PROVIDED RECORDS.
=== Begin Enclosure ===

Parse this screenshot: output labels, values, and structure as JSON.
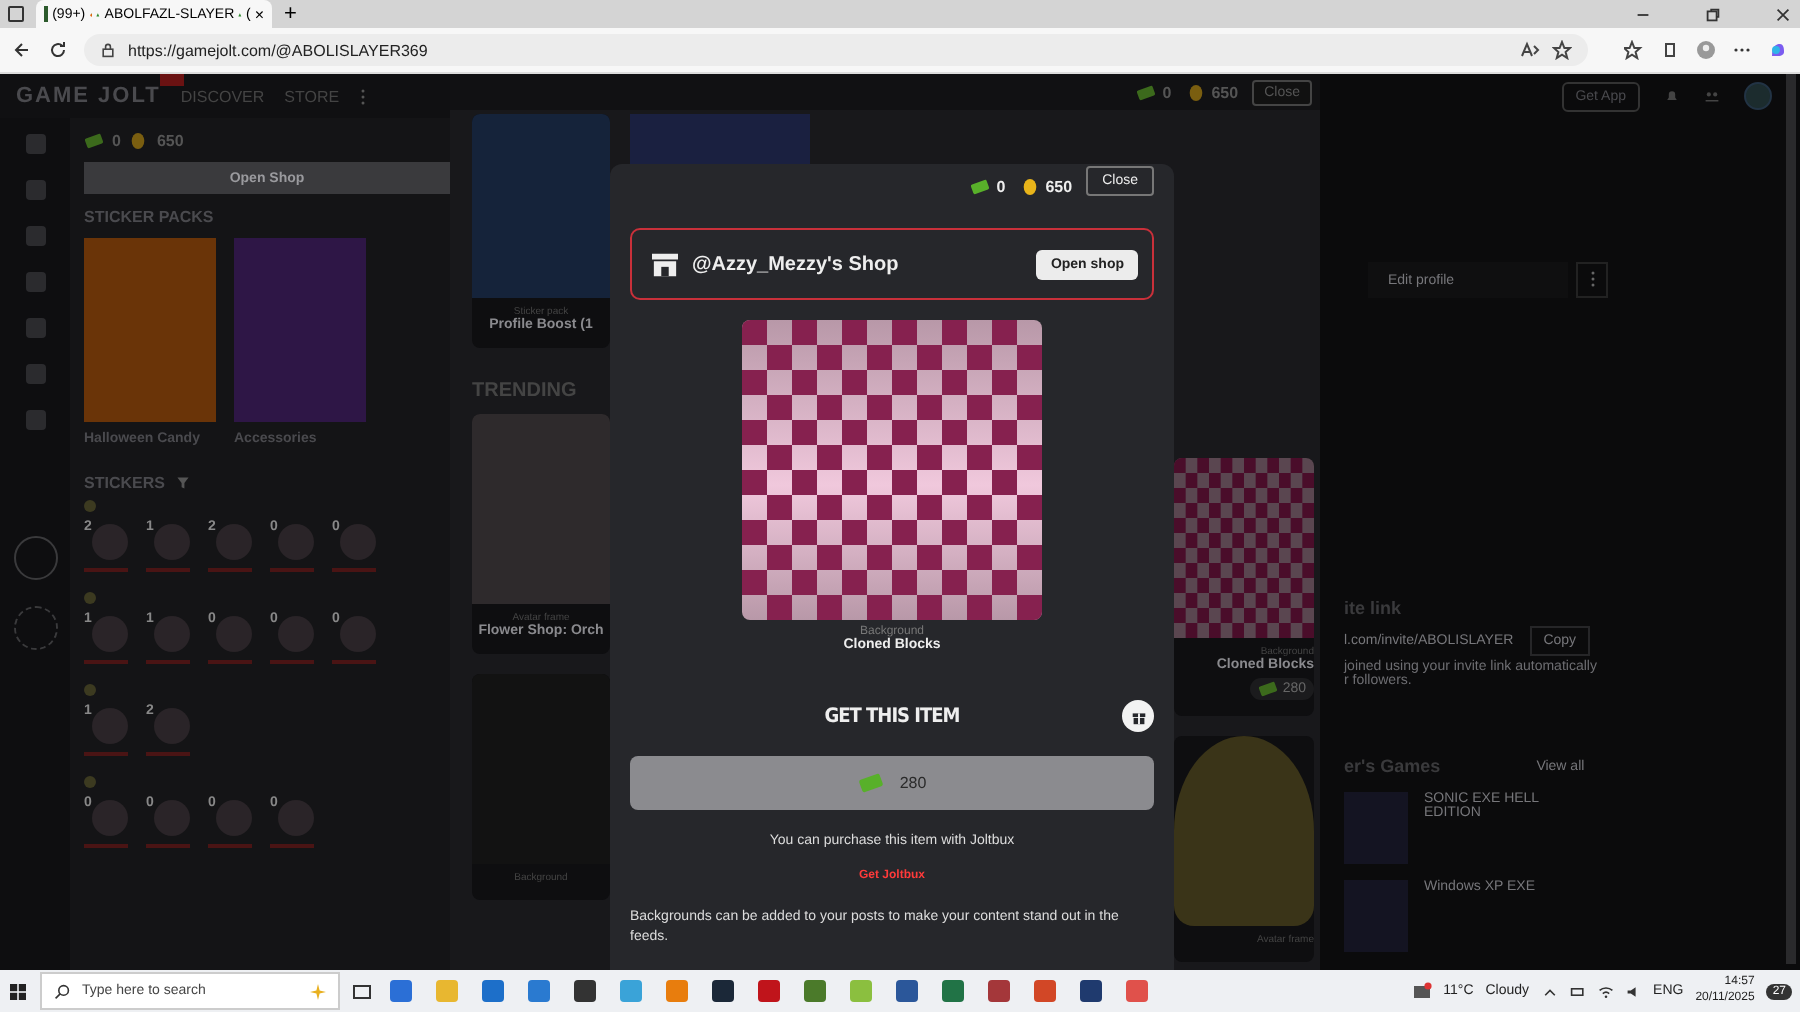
{
  "browser": {
    "tab_count": "(99+)",
    "tab_title": "ABOLFAZL-SLAYER",
    "tab_tail": "(",
    "tab_close": "×",
    "new_tab": "+",
    "address": "https://gamejolt.com/@ABOLISLAYER369"
  },
  "nav": {
    "logo": "GAME JOLT",
    "links": [
      "DISCOVER",
      "STORE"
    ]
  },
  "drawer": {
    "joltbux": "0",
    "coins": "650",
    "open_shop": "Open Shop",
    "packs_title": "STICKER PACKS",
    "packs": [
      {
        "name": "Halloween Candy",
        "color": "#6a3408"
      },
      {
        "name": "Accessories",
        "color": "#2e1646"
      }
    ],
    "stickers_title": "STICKERS",
    "groups": [
      {
        "counts": [
          "2",
          "1",
          "2",
          "0",
          "0"
        ]
      },
      {
        "counts": [
          "1",
          "1",
          "0",
          "0",
          "0"
        ]
      },
      {
        "counts": [
          "1",
          "2"
        ]
      },
      {
        "counts": [
          "0",
          "0",
          "0",
          "0"
        ]
      }
    ]
  },
  "store": {
    "joltbux": "0",
    "coins": "650",
    "close": "Close",
    "trending": "TRENDING",
    "left_cards": [
      {
        "type": "Sticker pack",
        "name": "Profile Boost (1"
      },
      {
        "type": "Avatar frame",
        "name": "Flower Shop: Orch"
      },
      {
        "type": "Background"
      }
    ],
    "right_cards": [
      {
        "type": "Background",
        "name": "Cloned Blocks",
        "price": "280"
      },
      {
        "type": "Avatar frame"
      }
    ]
  },
  "profile": {
    "get_app": "Get App",
    "edit_profile": "Edit profile",
    "invite_title": "ite link",
    "invite_url": "l.com/invite/ABOLISLAYER",
    "copy": "Copy",
    "invite_note": [
      "joined using your invite link automatically",
      "r followers."
    ],
    "games_title": "er's Games",
    "view_all": "View all",
    "games": [
      "SONIC EXE HELL EDITION",
      "Windows XP EXE"
    ]
  },
  "modal": {
    "joltbux": "0",
    "coins": "650",
    "close": "Close",
    "shop_name": "@Azzy_Mezzy's Shop",
    "open_shop": "Open shop",
    "item_type": "Background",
    "item_name": "Cloned Blocks",
    "get_title": "GET THIS ITEM",
    "price": "280",
    "purchase_note": "You can purchase this item with Joltbux",
    "get_joltbux": "Get Joltbux",
    "description": "Backgrounds can be added to your posts to make your content stand out in the feeds."
  },
  "taskbar": {
    "search_placeholder": "Type here to search",
    "temperature": "11°C",
    "weather": "Cloudy",
    "language": "ENG",
    "time": "14:57",
    "date": "20/11/2025",
    "notifications": "27"
  }
}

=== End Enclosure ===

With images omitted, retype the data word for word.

RESULT FOR THIS TASK.
Parse this screenshot: output labels, values, and structure as JSON.
{
  "browser": {
    "tab_count": "(99+)",
    "tab_title": "ABOLFAZL-SLAYER",
    "tab_tail": "(",
    "tab_close": "×",
    "new_tab": "+",
    "address": "https://gamejolt.com/@ABOLISLAYER369"
  },
  "nav": {
    "logo": "GAME JOLT",
    "links": [
      "DISCOVER",
      "STORE"
    ]
  },
  "drawer": {
    "joltbux": "0",
    "coins": "650",
    "open_shop": "Open Shop",
    "packs_title": "STICKER PACKS",
    "packs": [
      {
        "name": "Halloween Candy",
        "color": "#6a3408"
      },
      {
        "name": "Accessories",
        "color": "#2e1646"
      }
    ],
    "stickers_title": "STICKERS",
    "groups": [
      {
        "counts": [
          "2",
          "1",
          "2",
          "0",
          "0"
        ]
      },
      {
        "counts": [
          "1",
          "1",
          "0",
          "0",
          "0"
        ]
      },
      {
        "counts": [
          "1",
          "2"
        ]
      },
      {
        "counts": [
          "0",
          "0",
          "0",
          "0"
        ]
      }
    ]
  },
  "store": {
    "joltbux": "0",
    "coins": "650",
    "close": "Close",
    "trending": "TRENDING",
    "left_cards": [
      {
        "type": "Sticker pack",
        "name": "Profile Boost (1"
      },
      {
        "type": "Avatar frame",
        "name": "Flower Shop: Orch"
      },
      {
        "type": "Background"
      }
    ],
    "right_cards": [
      {
        "type": "Background",
        "name": "Cloned Blocks",
        "price": "280"
      },
      {
        "type": "Avatar frame"
      }
    ]
  },
  "profile": {
    "get_app": "Get App",
    "edit_profile": "Edit profile",
    "invite_title": "ite link",
    "invite_url": "l.com/invite/ABOLISLAYER",
    "copy": "Copy",
    "invite_note": [
      "joined using your invite link automatically",
      "r followers."
    ],
    "games_title": "er's Games",
    "view_all": "View all",
    "games": [
      "SONIC EXE HELL EDITION",
      "Windows XP EXE"
    ]
  },
  "modal": {
    "joltbux": "0",
    "coins": "650",
    "close": "Close",
    "shop_name": "@Azzy_Mezzy's Shop",
    "open_shop": "Open shop",
    "item_type": "Background",
    "item_name": "Cloned Blocks",
    "get_title": "GET THIS ITEM",
    "price": "280",
    "purchase_note": "You can purchase this item with Joltbux",
    "get_joltbux": "Get Joltbux",
    "description": "Backgrounds can be added to your posts to make your content stand out in the feeds."
  },
  "taskbar": {
    "search_placeholder": "Type here to search",
    "temperature": "11°C",
    "weather": "Cloudy",
    "language": "ENG",
    "time": "14:57",
    "date": "20/11/2025",
    "notifications": "27"
  }
}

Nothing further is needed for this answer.